### ACTIVITY
Pictures must be dropped from the copy of the entries below; all else is returned exactly.

Start of RECORDS PROVIDED

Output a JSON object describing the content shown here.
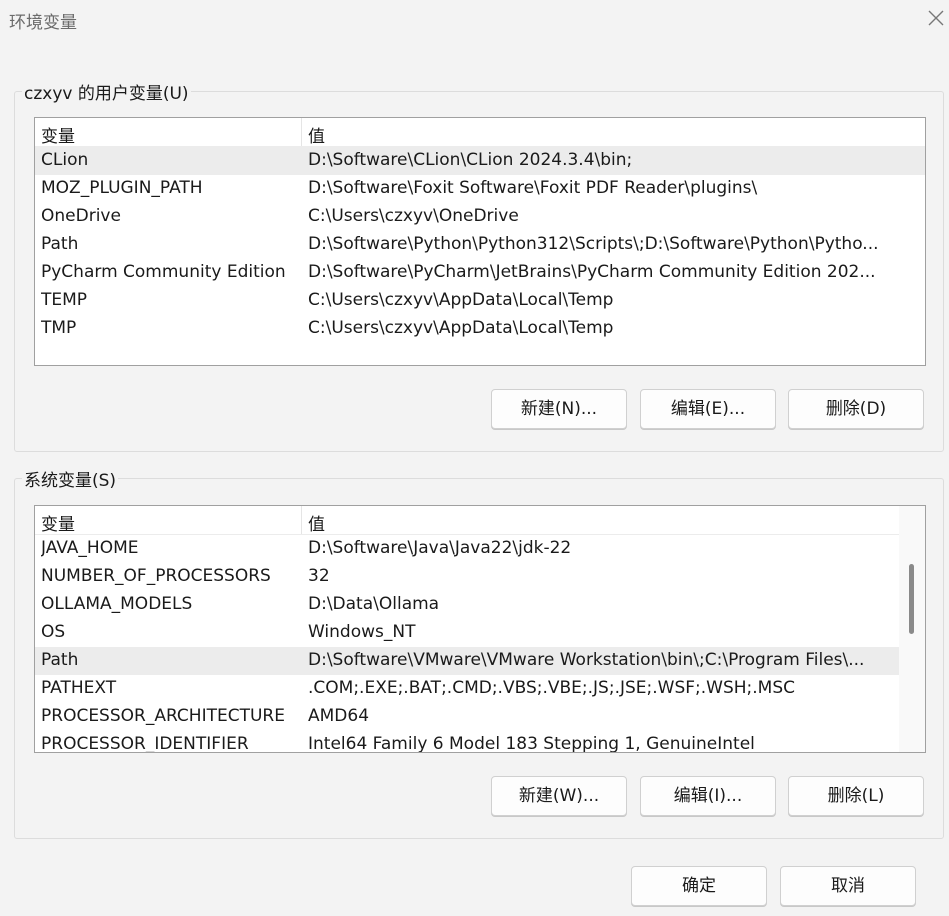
{
  "window": {
    "title": "环境变量"
  },
  "user_group": {
    "label": "czxyv 的用户变量(U)",
    "header": {
      "name": "变量",
      "value": "值"
    },
    "rows": [
      {
        "name": "CLion",
        "value": "D:\\Software\\CLion\\CLion 2024.3.4\\bin;",
        "selected": true
      },
      {
        "name": "MOZ_PLUGIN_PATH",
        "value": "D:\\Software\\Foxit Software\\Foxit PDF Reader\\plugins\\"
      },
      {
        "name": "OneDrive",
        "value": "C:\\Users\\czxyv\\OneDrive"
      },
      {
        "name": "Path",
        "value": "D:\\Software\\Python\\Python312\\Scripts\\;D:\\Software\\Python\\Pytho..."
      },
      {
        "name": "PyCharm Community Edition",
        "value": "D:\\Software\\PyCharm\\JetBrains\\PyCharm Community Edition 202..."
      },
      {
        "name": "TEMP",
        "value": "C:\\Users\\czxyv\\AppData\\Local\\Temp"
      },
      {
        "name": "TMP",
        "value": "C:\\Users\\czxyv\\AppData\\Local\\Temp"
      }
    ],
    "buttons": {
      "new": "新建(N)...",
      "edit": "编辑(E)...",
      "delete": "删除(D)"
    }
  },
  "system_group": {
    "label": "系统变量(S)",
    "header": {
      "name": "变量",
      "value": "值"
    },
    "rows": [
      {
        "name": "JAVA_HOME",
        "value": "D:\\Software\\Java\\Java22\\jdk-22"
      },
      {
        "name": "NUMBER_OF_PROCESSORS",
        "value": "32"
      },
      {
        "name": "OLLAMA_MODELS",
        "value": "D:\\Data\\Ollama"
      },
      {
        "name": "OS",
        "value": "Windows_NT"
      },
      {
        "name": "Path",
        "value": "D:\\Software\\VMware\\VMware Workstation\\bin\\;C:\\Program Files\\...",
        "selected": true
      },
      {
        "name": "PATHEXT",
        "value": ".COM;.EXE;.BAT;.CMD;.VBS;.VBE;.JS;.JSE;.WSF;.WSH;.MSC"
      },
      {
        "name": "PROCESSOR_ARCHITECTURE",
        "value": "AMD64"
      },
      {
        "name": "PROCESSOR_IDENTIFIER",
        "value": "Intel64 Family 6 Model 183 Stepping 1, GenuineIntel"
      }
    ],
    "buttons": {
      "new": "新建(W)...",
      "edit": "编辑(I)...",
      "delete": "删除(L)"
    }
  },
  "footer": {
    "ok": "确定",
    "cancel": "取消"
  }
}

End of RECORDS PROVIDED

### RESPONSE TO THIS EXERCISE
Output a JSON object describing the content shown here.
{
  "window": {
    "title": "环境变量"
  },
  "user_group": {
    "label": "czxyv 的用户变量(U)",
    "header": {
      "name": "变量",
      "value": "值"
    },
    "rows": [
      {
        "name": "CLion",
        "value": "D:\\Software\\CLion\\CLion 2024.3.4\\bin;",
        "selected": true
      },
      {
        "name": "MOZ_PLUGIN_PATH",
        "value": "D:\\Software\\Foxit Software\\Foxit PDF Reader\\plugins\\"
      },
      {
        "name": "OneDrive",
        "value": "C:\\Users\\czxyv\\OneDrive"
      },
      {
        "name": "Path",
        "value": "D:\\Software\\Python\\Python312\\Scripts\\;D:\\Software\\Python\\Pytho..."
      },
      {
        "name": "PyCharm Community Edition",
        "value": "D:\\Software\\PyCharm\\JetBrains\\PyCharm Community Edition 202..."
      },
      {
        "name": "TEMP",
        "value": "C:\\Users\\czxyv\\AppData\\Local\\Temp"
      },
      {
        "name": "TMP",
        "value": "C:\\Users\\czxyv\\AppData\\Local\\Temp"
      }
    ],
    "buttons": {
      "new": "新建(N)...",
      "edit": "编辑(E)...",
      "delete": "删除(D)"
    }
  },
  "system_group": {
    "label": "系统变量(S)",
    "header": {
      "name": "变量",
      "value": "值"
    },
    "rows": [
      {
        "name": "JAVA_HOME",
        "value": "D:\\Software\\Java\\Java22\\jdk-22"
      },
      {
        "name": "NUMBER_OF_PROCESSORS",
        "value": "32"
      },
      {
        "name": "OLLAMA_MODELS",
        "value": "D:\\Data\\Ollama"
      },
      {
        "name": "OS",
        "value": "Windows_NT"
      },
      {
        "name": "Path",
        "value": "D:\\Software\\VMware\\VMware Workstation\\bin\\;C:\\Program Files\\...",
        "selected": true
      },
      {
        "name": "PATHEXT",
        "value": ".COM;.EXE;.BAT;.CMD;.VBS;.VBE;.JS;.JSE;.WSF;.WSH;.MSC"
      },
      {
        "name": "PROCESSOR_ARCHITECTURE",
        "value": "AMD64"
      },
      {
        "name": "PROCESSOR_IDENTIFIER",
        "value": "Intel64 Family 6 Model 183 Stepping 1, GenuineIntel"
      }
    ],
    "buttons": {
      "new": "新建(W)...",
      "edit": "编辑(I)...",
      "delete": "删除(L)"
    }
  },
  "footer": {
    "ok": "确定",
    "cancel": "取消"
  }
}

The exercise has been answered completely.